Taking place on the 2:30 pm ferry ride from Woods Hole, the Vineyarders and Falmouth Academy Mariners had nearly 10 games going at once, before continuing play at the Copper Anchor in Vineyard Haven.
The exhibition match had been in the making for months. Back in November, Falmouth Academy coach Doug Jones reached out to MVRHS coach TJ Reap about organizing a match, but the idea of playing on the ferry was still relatively far-fetched. Juggling variables such as transportation, weather, school exams, and general availability, the duo were finally able to iron out specifics in late January. Somehow, four weeks later, the unique proposition became a reality.
Like the rest of his teammates, MVRHS sophomore Finn Robinson got a kick out of the whole thing. “I enjoyed playing on the boat,” he said. “The space and the scenery [were] nice, and it’s a good halfway point between Falmouth and the Island.” Junior Kestutis Biskis added, “It’s always nice to play new people over the board.”
Setting aside, the chess itself was not bad either, considering the players were potentially dealing with sea sickness, and had to put play on pause once the boat disembarked. Robinson stated, “The games were good. Exhibition games are nice to test new tactics in a tournament-like setting, against good players.” Coach Reap added, “Falmouth has a bunch of pretty good kids. We would have had all we could handle in a [tournament match].” At the Copper Wok, the Vineyarders had the chance to switch opponents, and even had the opportunity to challenge adult members of the Martha’s Vineyard Chess Club that Reap has organized.

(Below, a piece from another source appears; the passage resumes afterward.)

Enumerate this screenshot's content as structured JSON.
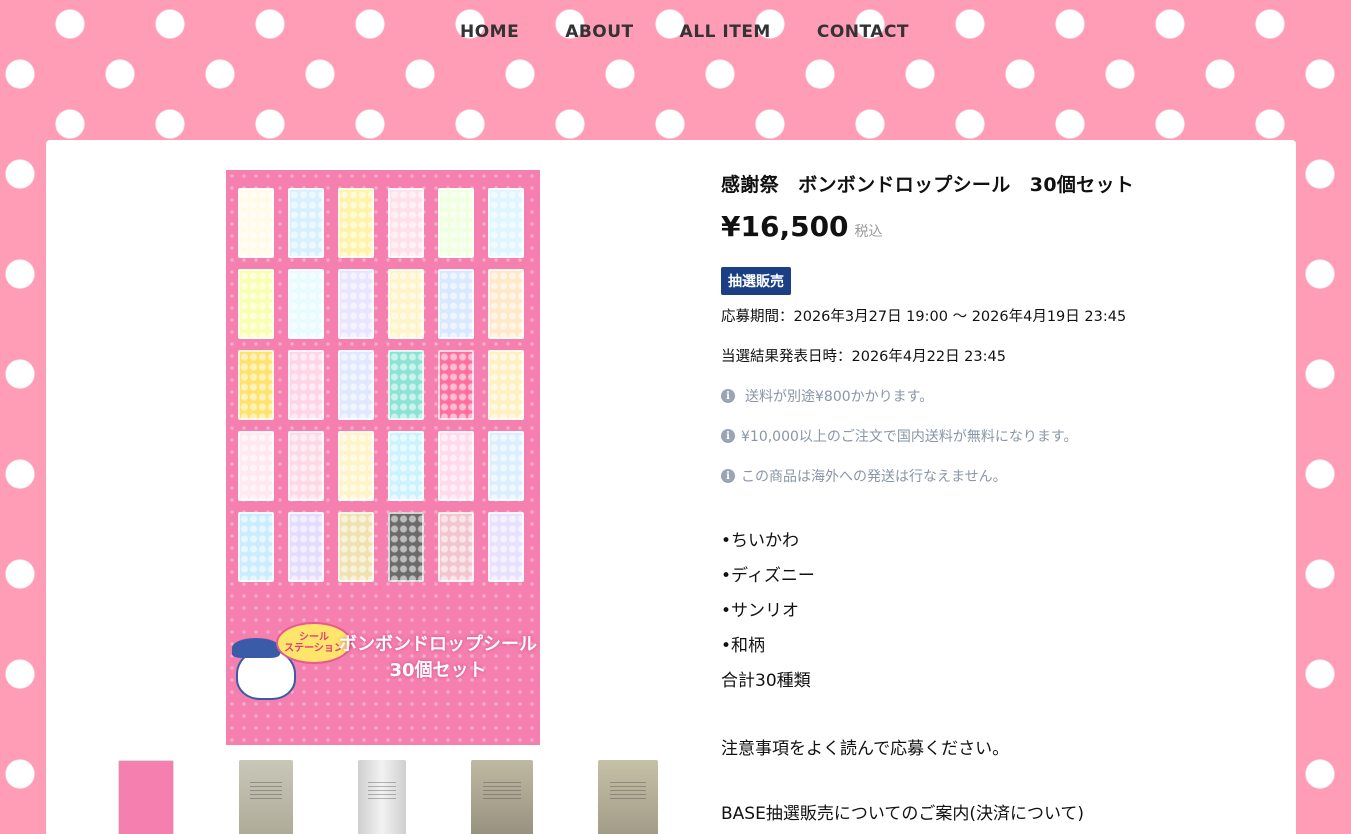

The exhibition match serves as the most recent chapter in the growing story that is youth chess on-Island. Robinson commented, “Chess has been getting popular recently at MVRHS, and it’s cool that people are getting into the game.” This year, school administrators even had to block chess.com from the MVRHS wifi because too many students were playing in class.